While online visits alone aren’t enough to keep the UK market ticking over, Rightmove have also reported that buyers are listing their property with asking prices marginally higher than this time last year as well, up 0.7% with an almost identical number of properties entering the market.
Looking across the UK, the North West has seen the most explosive start to 2018 with the average asking price up 2.4% since December. The South West (1.6%), the West Midlands (1.4%), the South East (1.2%), Yorkshire and Humber and the East Midlands (0.8%) have all also seen an increase in asking prices.
In contrast, Scotland has seen the largest fall month on month of -4.4%, followed the North East (-2.7%) and London (-1.4%). Wales and the East of England have also seen a slight decline.
Rightmove have credited this drop in the capital as ‘new-to-market sellers’ trying to tempt New Year buyers into a sale with property coming onto the market now 3.5% cheaper than a year ago as the market continues to adjust to slower market conditions.
But with the London market as diverse in its own right as the UK as a whole, this asking price decline is largely concentrated to Zone 2 (-6.4%) and Zone 3 (-7.7%). Zone 4 and Zone 6 have both enjoyed increases with Zone 1 remaining flat.
According to Rightmove, buyers are still price sensitive and those with a property suitable for first-time buyers should have a greater chance of selling after last Autumn’s reform to stamp duty. At Emoov this goes without saying and is good advice whatever time of the year. Pricing a house correctly and realistically will always aid your sale and first-time buyer properties often have the best chance of selling due to the first-time buyer themselves not being caught up in a lengthy property chain.
Promising signs to see buyer demand returning in abundance after the Christmas but a bit of a mixed bag otherwise with many of London’s previously best performing areas seeing a decline in monthly price trends.
Like most of us, it will take the market a while to get up and running again after the break and find its stride so January’s market performance rarely sets a trend for the year ahead in terms of its accuracy.

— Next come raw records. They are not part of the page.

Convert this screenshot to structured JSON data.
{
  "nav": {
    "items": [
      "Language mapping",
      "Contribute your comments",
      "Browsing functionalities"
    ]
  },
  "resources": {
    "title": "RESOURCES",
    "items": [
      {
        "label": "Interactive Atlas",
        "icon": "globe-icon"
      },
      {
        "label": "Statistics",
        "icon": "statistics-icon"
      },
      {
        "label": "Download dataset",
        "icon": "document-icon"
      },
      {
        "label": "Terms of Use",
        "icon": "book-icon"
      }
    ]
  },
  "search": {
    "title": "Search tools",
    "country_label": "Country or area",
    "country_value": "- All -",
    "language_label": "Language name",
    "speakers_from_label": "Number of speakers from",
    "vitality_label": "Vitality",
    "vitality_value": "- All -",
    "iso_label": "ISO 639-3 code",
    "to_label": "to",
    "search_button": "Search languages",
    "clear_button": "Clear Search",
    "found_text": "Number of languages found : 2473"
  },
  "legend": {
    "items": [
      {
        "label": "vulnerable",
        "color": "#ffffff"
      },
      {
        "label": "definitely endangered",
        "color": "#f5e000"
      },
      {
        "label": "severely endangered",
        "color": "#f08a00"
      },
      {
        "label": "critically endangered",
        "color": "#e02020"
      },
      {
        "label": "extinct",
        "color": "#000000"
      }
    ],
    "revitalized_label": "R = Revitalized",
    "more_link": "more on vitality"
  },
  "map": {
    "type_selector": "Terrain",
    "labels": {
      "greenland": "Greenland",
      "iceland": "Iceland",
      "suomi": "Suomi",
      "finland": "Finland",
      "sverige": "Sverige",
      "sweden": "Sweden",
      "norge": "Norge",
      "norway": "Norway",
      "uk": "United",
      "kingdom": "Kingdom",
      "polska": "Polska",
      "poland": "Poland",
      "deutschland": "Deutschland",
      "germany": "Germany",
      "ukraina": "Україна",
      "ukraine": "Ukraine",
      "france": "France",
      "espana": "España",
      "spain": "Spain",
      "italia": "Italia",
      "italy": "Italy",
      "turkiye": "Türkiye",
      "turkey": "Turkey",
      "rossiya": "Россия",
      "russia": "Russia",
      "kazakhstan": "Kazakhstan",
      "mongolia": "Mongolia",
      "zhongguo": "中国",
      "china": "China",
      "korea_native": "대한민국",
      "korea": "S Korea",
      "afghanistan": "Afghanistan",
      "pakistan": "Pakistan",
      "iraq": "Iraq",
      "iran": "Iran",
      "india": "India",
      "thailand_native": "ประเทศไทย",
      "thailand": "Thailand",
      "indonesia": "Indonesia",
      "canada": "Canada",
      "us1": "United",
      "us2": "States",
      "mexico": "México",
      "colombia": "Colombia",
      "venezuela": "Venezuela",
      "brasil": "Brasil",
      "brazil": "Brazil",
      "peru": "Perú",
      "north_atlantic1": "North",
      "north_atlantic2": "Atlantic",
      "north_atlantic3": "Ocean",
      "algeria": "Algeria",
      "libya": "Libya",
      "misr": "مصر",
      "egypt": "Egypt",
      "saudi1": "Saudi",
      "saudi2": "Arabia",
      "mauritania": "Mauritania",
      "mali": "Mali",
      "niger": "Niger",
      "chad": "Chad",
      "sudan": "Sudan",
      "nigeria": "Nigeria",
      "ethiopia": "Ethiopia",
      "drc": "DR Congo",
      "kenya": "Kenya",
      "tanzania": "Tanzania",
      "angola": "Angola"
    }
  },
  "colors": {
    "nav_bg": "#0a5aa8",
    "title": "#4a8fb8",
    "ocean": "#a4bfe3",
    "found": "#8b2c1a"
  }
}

Once the market does build momentum, we will no doubt see asking prices start to creep back up as buyer demand levels continue to strengthen and sellers adjust their expectations in line with his.Russell Quirk